* YOUR OBJECTIVE: Restate all the lines below word for word, but omit the pictures.

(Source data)
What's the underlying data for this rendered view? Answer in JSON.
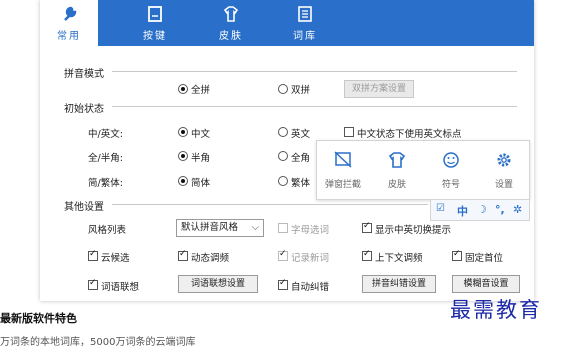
{
  "tabs": [
    {
      "label": "常用",
      "icon": "wrench-icon"
    },
    {
      "label": "按键",
      "icon": "keyboard-icon"
    },
    {
      "label": "皮肤",
      "icon": "shirt-icon"
    },
    {
      "label": "词库",
      "icon": "book-icon"
    }
  ],
  "pinyin_mode": {
    "title": "拼音模式",
    "full": "全拼",
    "double": "双拼",
    "double_settings": "双拼方案设置"
  },
  "initial_state": {
    "title": "初始状态",
    "cn_en_label": "中/英文:",
    "cn": "中文",
    "en": "英文",
    "cn_punct": "中文状态下使用英文标点",
    "width_label": "全/半角:",
    "half": "半角",
    "full": "全角",
    "script_label": "简/繁体:",
    "simplified": "简体",
    "traditional": "繁体"
  },
  "other_settings": {
    "title": "其他设置",
    "candidate_style_label": "风格列表",
    "candidate_style_value": "默认拼音风格",
    "char_select": "字母选词",
    "show_cn_en_switch": "显示中英切换提示",
    "cloud_candidate": "云候选",
    "dynamic_freq": "动态调频",
    "record_new_words": "记录新词",
    "context_freq": "上下文调频",
    "fixed_first": "固定首位",
    "word_assoc": "词语联想",
    "word_assoc_settings": "词语联想设置",
    "auto_correct": "自动纠错",
    "pinyin_correct_settings": "拼音纠错设置",
    "fuzzy_settings": "模糊音设置"
  },
  "popup": {
    "items": [
      {
        "label": "弹窗拦截",
        "icon": "block-popup-icon"
      },
      {
        "label": "皮肤",
        "icon": "shirt-icon"
      },
      {
        "label": "符号",
        "icon": "smiley-icon"
      },
      {
        "label": "设置",
        "icon": "gear-icon"
      }
    ],
    "mini_bar": {
      "zh": "中"
    }
  },
  "feature_heading": "最新版软件特色",
  "bottom_text": "万词条的本地词库，5000万词条的云端词库",
  "watermark": "最需教育",
  "colors": {
    "accent": "#2a6fc9",
    "watermark": "#1c2aa8"
  }
}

* RESPONSE:
What's the underlying data for this rendered view? Answer in JSON.
{
  "tabs": [
    {
      "label": "常用",
      "icon": "wrench-icon"
    },
    {
      "label": "按键",
      "icon": "keyboard-icon"
    },
    {
      "label": "皮肤",
      "icon": "shirt-icon"
    },
    {
      "label": "词库",
      "icon": "book-icon"
    }
  ],
  "pinyin_mode": {
    "title": "拼音模式",
    "full": "全拼",
    "double": "双拼",
    "double_settings": "双拼方案设置"
  },
  "initial_state": {
    "title": "初始状态",
    "cn_en_label": "中/英文:",
    "cn": "中文",
    "en": "英文",
    "cn_punct": "中文状态下使用英文标点",
    "width_label": "全/半角:",
    "half": "半角",
    "full": "全角",
    "script_label": "简/繁体:",
    "simplified": "简体",
    "traditional": "繁体"
  },
  "other_settings": {
    "title": "其他设置",
    "candidate_style_label": "风格列表",
    "candidate_style_value": "默认拼音风格",
    "char_select": "字母选词",
    "show_cn_en_switch": "显示中英切换提示",
    "cloud_candidate": "云候选",
    "dynamic_freq": "动态调频",
    "record_new_words": "记录新词",
    "context_freq": "上下文调频",
    "fixed_first": "固定首位",
    "word_assoc": "词语联想",
    "word_assoc_settings": "词语联想设置",
    "auto_correct": "自动纠错",
    "pinyin_correct_settings": "拼音纠错设置",
    "fuzzy_settings": "模糊音设置"
  },
  "popup": {
    "items": [
      {
        "label": "弹窗拦截",
        "icon": "block-popup-icon"
      },
      {
        "label": "皮肤",
        "icon": "shirt-icon"
      },
      {
        "label": "符号",
        "icon": "smiley-icon"
      },
      {
        "label": "设置",
        "icon": "gear-icon"
      }
    ],
    "mini_bar": {
      "zh": "中"
    }
  },
  "feature_heading": "最新版软件特色",
  "bottom_text": "万词条的本地词库，5000万词条的云端词库",
  "watermark": "最需教育",
  "colors": {
    "accent": "#2a6fc9",
    "watermark": "#1c2aa8"
  }
}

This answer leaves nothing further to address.